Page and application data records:
-*-*-
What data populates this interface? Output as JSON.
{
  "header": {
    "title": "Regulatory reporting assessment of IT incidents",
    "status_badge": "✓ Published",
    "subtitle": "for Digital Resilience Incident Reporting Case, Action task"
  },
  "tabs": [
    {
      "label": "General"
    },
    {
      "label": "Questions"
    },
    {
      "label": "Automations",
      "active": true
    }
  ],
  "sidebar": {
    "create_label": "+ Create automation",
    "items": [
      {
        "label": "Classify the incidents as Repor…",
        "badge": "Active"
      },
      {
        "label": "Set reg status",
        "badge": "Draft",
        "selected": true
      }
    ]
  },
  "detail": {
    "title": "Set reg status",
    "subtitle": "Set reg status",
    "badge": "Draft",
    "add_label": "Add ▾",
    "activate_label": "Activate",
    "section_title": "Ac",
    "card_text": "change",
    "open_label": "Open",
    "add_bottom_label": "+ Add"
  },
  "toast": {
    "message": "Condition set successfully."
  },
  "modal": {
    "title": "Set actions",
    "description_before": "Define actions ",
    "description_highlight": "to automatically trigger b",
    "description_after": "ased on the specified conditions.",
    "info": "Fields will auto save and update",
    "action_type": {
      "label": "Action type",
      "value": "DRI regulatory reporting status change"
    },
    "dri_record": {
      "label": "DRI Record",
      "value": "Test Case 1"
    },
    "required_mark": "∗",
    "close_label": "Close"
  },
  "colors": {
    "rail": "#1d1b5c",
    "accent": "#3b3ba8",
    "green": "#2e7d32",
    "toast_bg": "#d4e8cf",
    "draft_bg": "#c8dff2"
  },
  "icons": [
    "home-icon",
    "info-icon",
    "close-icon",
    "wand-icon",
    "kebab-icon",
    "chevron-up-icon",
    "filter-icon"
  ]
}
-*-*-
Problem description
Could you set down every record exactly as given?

Solution for this task
What data populates this interface? Output as JSON.
{
  "header": {
    "title": "Regulatory reporting assessment of IT incidents",
    "status_badge": "✓ Published",
    "subtitle": "for Digital Resilience Incident Reporting Case, Action task"
  },
  "tabs": [
    {
      "label": "General"
    },
    {
      "label": "Questions"
    },
    {
      "label": "Automations",
      "active": true
    }
  ],
  "sidebar": {
    "create_label": "+ Create automation",
    "items": [
      {
        "label": "Classify the incidents as Repor…",
        "badge": "Active"
      },
      {
        "label": "Set reg status",
        "badge": "Draft",
        "selected": true
      }
    ]
  },
  "detail": {
    "title": "Set reg status",
    "subtitle": "Set reg status",
    "badge": "Draft",
    "add_label": "Add ▾",
    "activate_label": "Activate",
    "section_title": "Ac",
    "card_text": "change",
    "open_label": "Open",
    "add_bottom_label": "+ Add"
  },
  "toast": {
    "message": "Condition set successfully."
  },
  "modal": {
    "title": "Set actions",
    "description_before": "Define actions ",
    "description_highlight": "to automatically trigger b",
    "description_after": "ased on the specified conditions.",
    "info": "Fields will auto save and update",
    "action_type": {
      "label": "Action type",
      "value": "DRI regulatory reporting status change"
    },
    "dri_record": {
      "label": "DRI Record",
      "value": "Test Case 1"
    },
    "required_mark": "∗",
    "close_label": "Close"
  },
  "colors": {
    "rail": "#1d1b5c",
    "accent": "#3b3ba8",
    "green": "#2e7d32",
    "toast_bg": "#d4e8cf",
    "draft_bg": "#c8dff2"
  },
  "icons": [
    "home-icon",
    "info-icon",
    "close-icon",
    "wand-icon",
    "kebab-icon",
    "chevron-up-icon",
    "filter-icon"
  ]
}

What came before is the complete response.